Most Black people can answer yes to one of these questions. Although, these comments may seem harmless, they are part of a much deeper problem in the African-American community. Derogatory statements like these are examples of colorism, a problem that has existed among Blacks for centuries.
According to africaspeaks.com, colorism is defined as a "Black-on-Black racism, based on skin-tone." The discrimination is based on the ideal that a person’s worth is directly related to the color of his or her skin, valuing lighter hues over darker hues.
It’s commonly known that colorism plagued the Black community after slavery and through the early to mid-twentieth century. In the early 1900’s, many black organizations, including colleges, practiced the "brown paper bag test" when accepting new members. If a person’s skin was not lighter than a brown paper bag, they would be denied admittance.

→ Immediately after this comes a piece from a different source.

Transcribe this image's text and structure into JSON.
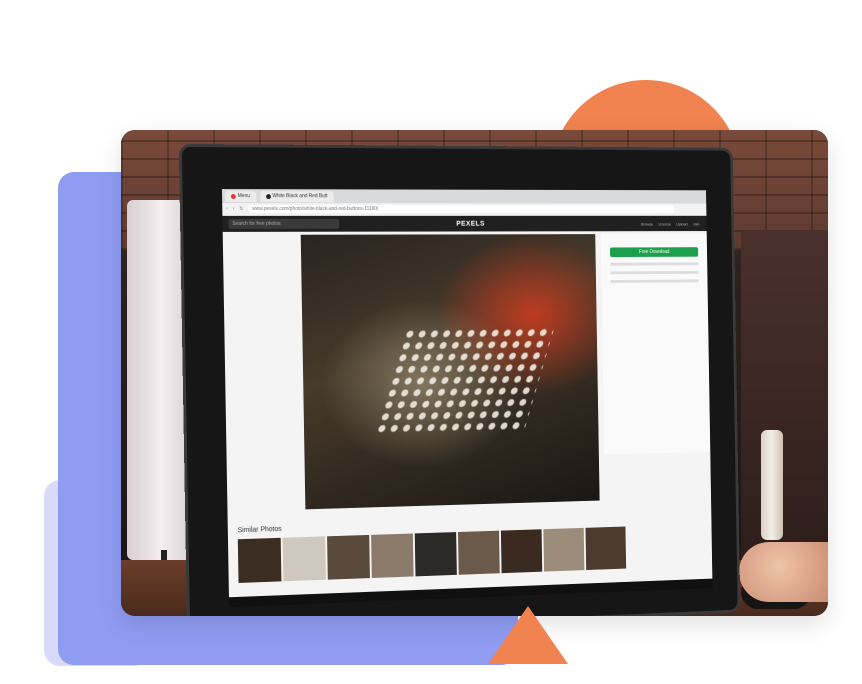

Though the brown paper bag test is antiquated and frowned upon as a shameful moment in African-American history, the ideals behind the practice still lingers in the African-American community. Modern-day colorism rears its ugly head in the day to day lives of Black Americans every day.
A recent documented example of modern-day colorism occurred in 2003, when the Equal Employment Opportunity Commission (EEOC) filed a lawsuit against international restaurant chain, Applebee’s Neighborhood Bar & Grill. The suit was filed on behalf of Dwight Burch, an employee of the restaurant from December 2000 to March 2001.

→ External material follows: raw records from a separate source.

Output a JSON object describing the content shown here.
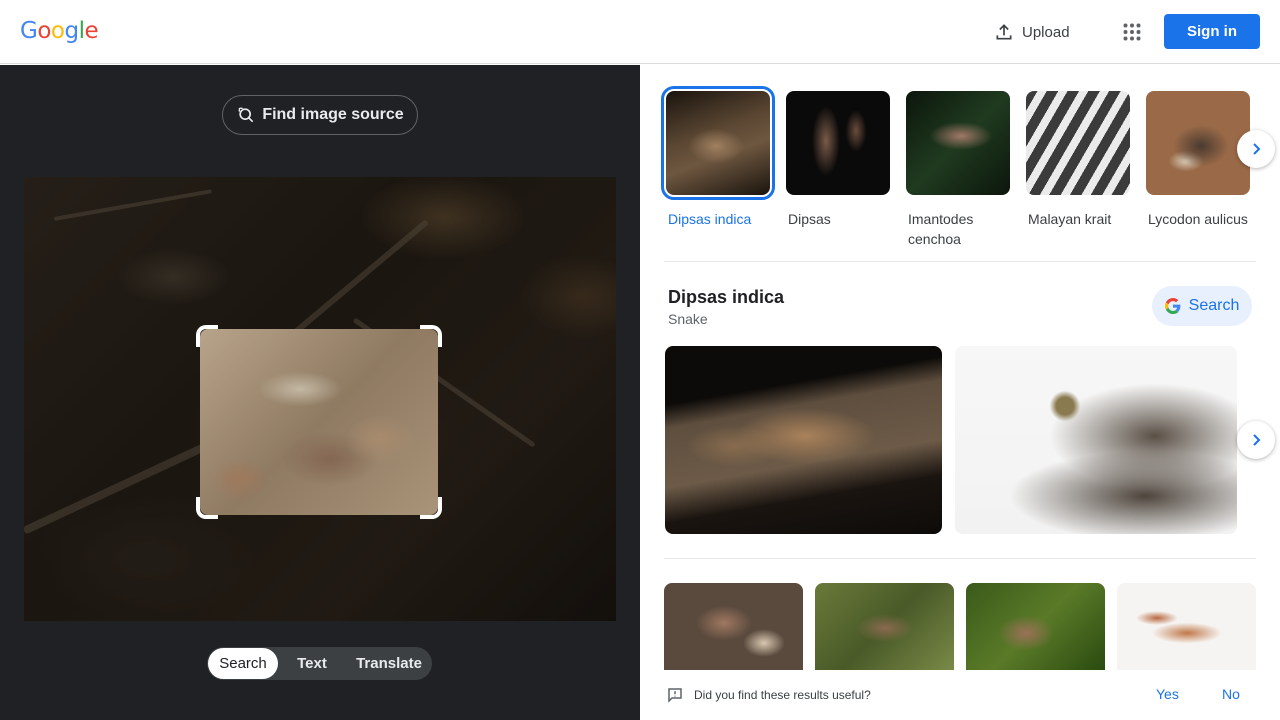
{
  "header": {
    "logo_letters": [
      {
        "char": "G",
        "color": "#4285F4"
      },
      {
        "char": "o",
        "color": "#EA4335"
      },
      {
        "char": "o",
        "color": "#FBBC05"
      },
      {
        "char": "g",
        "color": "#4285F4"
      },
      {
        "char": "l",
        "color": "#34A853"
      },
      {
        "char": "e",
        "color": "#EA4335"
      }
    ],
    "upload_label": "Upload",
    "upload_icon": "upload-icon",
    "apps_icon": "apps-grid-icon",
    "signin_label": "Sign in",
    "accent_color": "#1a73e8"
  },
  "lens": {
    "find_source_label": "Find image source",
    "find_source_icon": "lens-search-icon",
    "modes": [
      {
        "label": "Search",
        "active": true
      },
      {
        "label": "Text",
        "active": false
      },
      {
        "label": "Translate",
        "active": false
      }
    ]
  },
  "results": {
    "visual_matches": [
      {
        "label": "Dipsas indica",
        "selected": true
      },
      {
        "label": "Dipsas",
        "selected": false
      },
      {
        "label": "Imantodes cenchoa",
        "selected": false
      },
      {
        "label": "Malayan krait",
        "selected": false
      },
      {
        "label": "Lycodon aulicus",
        "selected": false
      }
    ],
    "next_icon": "chevron-right-icon",
    "knowledge": {
      "title": "Dipsas indica",
      "subtitle": "Snake",
      "search_label": "Search",
      "search_icon": "google-g-icon"
    }
  },
  "feedback": {
    "question": "Did you find these results useful?",
    "icon": "feedback-icon",
    "yes_label": "Yes",
    "no_label": "No"
  }
}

Burch, a dark-skinned African-American, worked as a server in a Jonesboro, Georgia location of the restaurant. He claimed that his store manager, a light-skinned African-American man, made multiple offensive comments about his skin color during his time there. The man called Burch derogatory names, including "tar baby" and "Black monkey," and suggested that Burch should bleach his skin.
When Burch expressed his distaste for his manager’s comments and threatened to report him to officials at Applebee’s Kansas headquarters, he was fired. The EEOC ultimately settled the case providing Burch with $40,000 in damages. The case forced Applebee’s to amend its discrimination and harassment policy to include color as a basis of prejudice, further protecting future employees from such harassment.

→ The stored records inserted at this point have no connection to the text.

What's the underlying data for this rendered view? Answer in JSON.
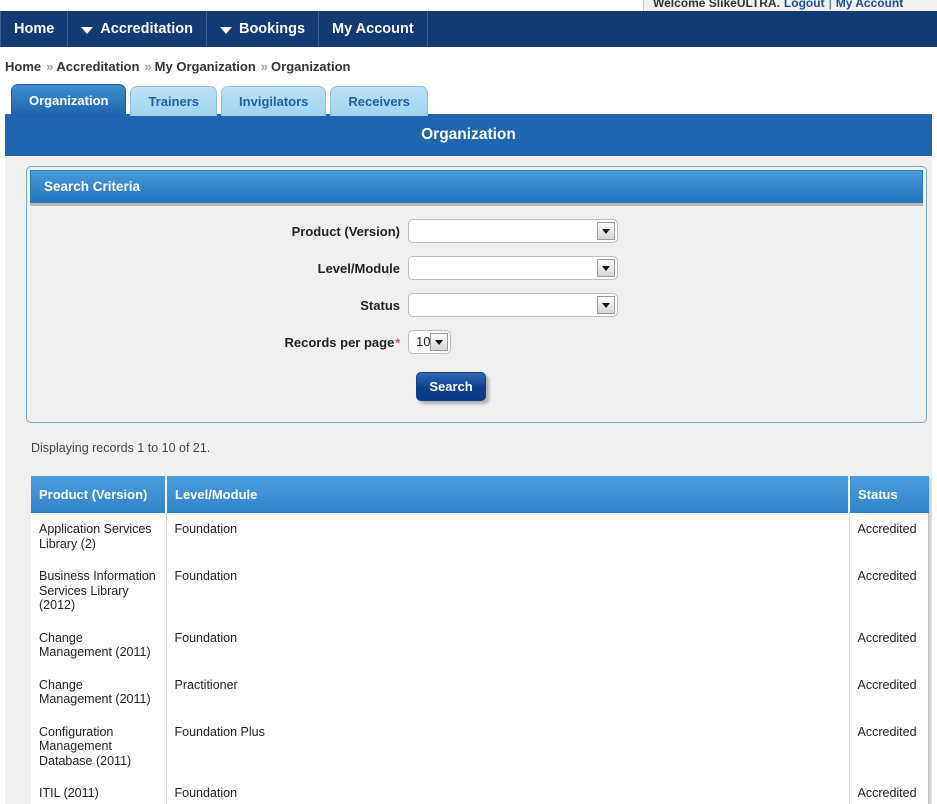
{
  "welcome": {
    "greeting": "Welcome SlikeULTRA.",
    "logout_label": "Logout",
    "separator": "|",
    "my_account_label": "My Account"
  },
  "navbar": {
    "items": [
      {
        "label": "Home",
        "has_caret": false
      },
      {
        "label": "Accreditation",
        "has_caret": true
      },
      {
        "label": "Bookings",
        "has_caret": true
      },
      {
        "label": "My Account",
        "has_caret": false
      }
    ]
  },
  "breadcrumb": {
    "separator": "»",
    "items": [
      "Home",
      "Accreditation",
      "My Organization",
      "Organization"
    ]
  },
  "tabs": [
    {
      "label": "Organization",
      "active": true
    },
    {
      "label": "Trainers",
      "active": false
    },
    {
      "label": "Invigilators",
      "active": false
    },
    {
      "label": "Receivers",
      "active": false
    }
  ],
  "page": {
    "title": "Organization"
  },
  "search_panel": {
    "header": "Search Criteria",
    "fields": [
      {
        "label": "Product (Version)",
        "value": "",
        "required": false
      },
      {
        "label": "Level/Module",
        "value": "",
        "required": false
      },
      {
        "label": "Status",
        "value": "",
        "required": false
      }
    ],
    "records_per_page": {
      "label": "Records per page",
      "required_marker": "*",
      "value": "10"
    },
    "search_button": "Search"
  },
  "results": {
    "displaying_text": "Displaying records 1 to 10 of 21.",
    "columns": [
      "Product (Version)",
      "Level/Module",
      "Status"
    ],
    "rows": [
      {
        "product": "Application Services Library (2)",
        "level": "Foundation",
        "status": "Accredited"
      },
      {
        "product": "Business Information Services Library (2012)",
        "level": "Foundation",
        "status": "Accredited"
      },
      {
        "product": "Change Management (2011)",
        "level": "Foundation",
        "status": "Accredited"
      },
      {
        "product": "Change Management (2011)",
        "level": "Practitioner",
        "status": "Accredited"
      },
      {
        "product": "Configuration Management Database (2011)",
        "level": "Foundation Plus",
        "status": "Accredited"
      },
      {
        "product": "ITIL (2011)",
        "level": "Foundation",
        "status": "Accredited"
      }
    ]
  },
  "colors": {
    "navbar_bg": "#123a73",
    "title_bar_bg": "#2065b0",
    "panel_header_blue": "#2272bd",
    "table_header_blue": "#3284c9",
    "tab_active_blue": "#1f62ab",
    "tab_inactive_blue": "#9ed4f2",
    "accent_link": "#1b4f9c",
    "required_star": "#d04a4a"
  }
}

Such cases are extreme and uncommon, but more veiled instances of colorism occur in the personal, professional, and romantic lives of many African-Americans.
Berman Matthews, an alumnus of Ohio University, is all too familiar with skin tone discrimination. As a dark-skinned African-American, he has endured jokes and comments about his skin color from friends his entire life. "It’s upsetting, especially coming from a fellow Black person," he said.
Matthews has observed that white people also tend to be more comfortable around lighter-skinned Black people. He noticed in college, if there is a white fraternity with Black members, the members are almost always lighter skinned.
"If I don’t get a position [employment], it’s always in the back of my mind that I didn’t get it because I’m a dark-skinned Black man."
Influenced by the past and perpetuated in the present, colorism remains an obstacle to unity in the African-American community. The only answer is to confront it.
"It’s important for us to recognize our own beauty," said Davon L. McMullen, a senior political science major at Howard University," and stop focusing on the beauty ideals of others."